[Data about app and page elements]
# # # # #

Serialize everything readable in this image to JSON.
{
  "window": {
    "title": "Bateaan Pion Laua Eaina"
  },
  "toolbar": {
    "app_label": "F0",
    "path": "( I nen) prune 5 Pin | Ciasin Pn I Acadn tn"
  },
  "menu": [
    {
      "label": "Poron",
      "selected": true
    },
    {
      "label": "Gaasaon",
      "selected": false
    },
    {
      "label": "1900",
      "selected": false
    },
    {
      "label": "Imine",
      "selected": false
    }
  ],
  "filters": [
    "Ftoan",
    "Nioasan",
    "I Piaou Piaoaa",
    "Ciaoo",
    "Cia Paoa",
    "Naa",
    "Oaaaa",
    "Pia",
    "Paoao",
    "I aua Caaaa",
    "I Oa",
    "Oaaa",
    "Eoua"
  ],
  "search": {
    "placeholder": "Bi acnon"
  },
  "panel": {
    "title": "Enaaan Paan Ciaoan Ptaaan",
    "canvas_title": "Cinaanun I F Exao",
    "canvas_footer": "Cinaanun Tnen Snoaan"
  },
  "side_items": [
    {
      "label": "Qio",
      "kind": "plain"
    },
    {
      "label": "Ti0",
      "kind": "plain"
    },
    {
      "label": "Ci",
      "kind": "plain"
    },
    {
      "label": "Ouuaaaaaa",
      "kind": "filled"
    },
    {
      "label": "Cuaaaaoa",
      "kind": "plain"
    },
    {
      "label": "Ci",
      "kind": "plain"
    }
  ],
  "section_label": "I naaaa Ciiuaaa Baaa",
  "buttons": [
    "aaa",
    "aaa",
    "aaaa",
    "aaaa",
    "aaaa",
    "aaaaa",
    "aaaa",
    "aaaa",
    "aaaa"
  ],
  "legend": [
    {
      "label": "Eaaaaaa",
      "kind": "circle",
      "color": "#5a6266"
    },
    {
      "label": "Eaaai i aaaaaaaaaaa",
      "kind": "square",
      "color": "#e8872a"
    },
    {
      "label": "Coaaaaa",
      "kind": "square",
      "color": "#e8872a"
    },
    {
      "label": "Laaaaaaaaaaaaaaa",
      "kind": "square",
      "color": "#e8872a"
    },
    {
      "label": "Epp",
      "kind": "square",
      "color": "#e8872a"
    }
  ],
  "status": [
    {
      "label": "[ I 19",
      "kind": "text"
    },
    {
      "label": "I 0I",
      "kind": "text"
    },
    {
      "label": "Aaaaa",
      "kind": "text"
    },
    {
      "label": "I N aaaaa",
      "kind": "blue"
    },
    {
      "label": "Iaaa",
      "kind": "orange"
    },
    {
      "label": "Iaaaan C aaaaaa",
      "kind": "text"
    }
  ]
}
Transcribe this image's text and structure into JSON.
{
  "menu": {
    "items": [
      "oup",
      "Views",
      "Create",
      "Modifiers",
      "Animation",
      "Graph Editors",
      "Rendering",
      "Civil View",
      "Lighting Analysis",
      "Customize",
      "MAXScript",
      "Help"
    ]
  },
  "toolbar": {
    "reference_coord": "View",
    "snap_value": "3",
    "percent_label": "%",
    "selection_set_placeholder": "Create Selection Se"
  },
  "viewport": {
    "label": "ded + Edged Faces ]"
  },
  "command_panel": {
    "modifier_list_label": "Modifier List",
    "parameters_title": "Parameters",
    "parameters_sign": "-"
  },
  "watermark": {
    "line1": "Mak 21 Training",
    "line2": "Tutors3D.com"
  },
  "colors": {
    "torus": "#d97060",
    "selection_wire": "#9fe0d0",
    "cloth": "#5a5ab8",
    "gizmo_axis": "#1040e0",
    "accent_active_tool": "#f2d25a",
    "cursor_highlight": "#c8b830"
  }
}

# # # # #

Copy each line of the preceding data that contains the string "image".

Serialize everything readable in this image to JSON.
Transcribe this image's text and structure into JSON.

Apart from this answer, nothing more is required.